How can homeless children go to school? That's not "disrupting" them? It doesn't really matter anyway, you could reduce the Hampton Bays student population in half and we'd still have higher budgets every year. The Superintendent has "energy consultants" and "health insurance consultants" who get paid alot of money to do what exactly? Pay more money every year to the SUNY Southampton Hospital system and LIPA? They're both local monopolies and both owned by NY State -- Why should we be paying ...more
By dfree (781), hampton bays on May 21, 19 3:21 PM
Dfree, The statistics don't show that HB is majority Spanish speaking which is different than the school. There are 2,000 children in the school and about 5,000 property owners. If you do a back of the envelope calculation assuming 2 children per family, than only 1,000 or 20% of the households have children in the school district. For your other point, sadly, across the U.S. homeless children do go to school. You are taking the worse case scenario on the relocation of the families there. They ...more
By G.A.Lombardi (513), Hampton Bays on May 21, 19 4:18 PM
dfree, one point I forgot, I agree that a small decrease int he number of kids won't change the spending much, but a "tipping point" over time of an increase will result in a call for some expansion and increase in staff which the residents (especially those without children in the household) can't afford or can afford but really see their financial resources better spent in another community.
By G.A.Lombardi (513), Hampton Bays on May 21, 19 4:27 PM
DFREE, I have watched your comments for a period of time now.

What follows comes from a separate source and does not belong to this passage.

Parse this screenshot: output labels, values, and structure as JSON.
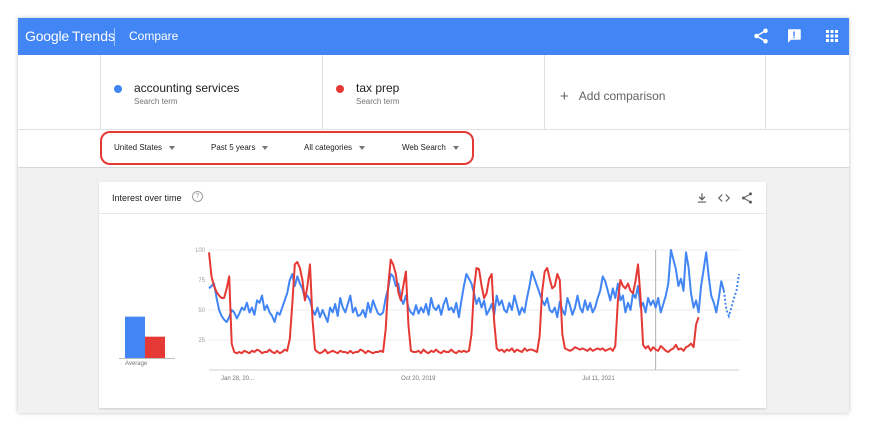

Unfortunately, you’re misinformed on a number of topics. My wife does not work for, nor earn a dollar from the HB Schools; we do not have an energy consultant, nor do we pay for a private attorney to represent us in an eviction lawsuit. The nuances of this work are far beyond the comments you make here. Your opinions of me as “an educator” are what they are; I won’t attempt to rebut.

I won’t comment ...more
By hblc (34), Hampton Bays on May 24, 19 11:23 PM
1 member liked this comment
Too many cars clogging the roads. Rush hour is an abomination of wasted time and main source of air pollution. Encourage walking and biking to the train station for commuting and also for going to the beach. That means multi-use sidewalks are needed throughout town.
By Non-Political (124), Hampton Bays on May 21, 19 2:02 PM
N-P, I can't agree more about the sidewalks. I come from NYC and walked everywhere. Now, that I have a vision loss, that is my primary means of getting around HB. For the most part, I am the ONLY person walking. It is hard to change a mindset. I dona't agree, however, about the bike paths. The roads are not conducive to save riding. The "bike path to nowhere" which is going to cost $1 million form GGP to Red Creek is a big waste of money. The Town acts like State money grows on trees and ...more
By G.A.Lombardi (513), Hampton Bays on May 21, 19 4:23 PM
Safe bike paths for people are NOT a waste of money. Multi-use paths are wider than sidewalks and shared by people on bikes and people walking, plus they are ADA compliant. 40% of all trips by people are under 2 miles, but 98% choose to go by car. It is incredibly wasteful, polluting and lazy for a 160 pound person requiring a 5000 pound machine as transport for short trips. And kids are chauffeured to school twice daily creating long lines of idling SUV’s on a daily basis. Safe bicycle and ...more
By Non-Political (124), Hampton Bays on May 21, 19 4:48 PM
I agree that if there was a possibility for SAFE bike paths, then the money is not wasted. I just walked back from voting and even though there is an alleged shoulder and bike path, I once again almost got run over by someone on a bike. The here is no SAFE connectivity. There is already a series of sidewalks that could be expanded with that money instead of spending money on wasted trails in GGP when there are 100's of miles of trains in the TOS and a bike path to no where across Old Riverhead ...more
By G.A.Lombardi (513), Hampton Bays on May 21, 19 6:21 PM
Hot Tubs,SALE, Southampton Village, SouthamptonFest weekend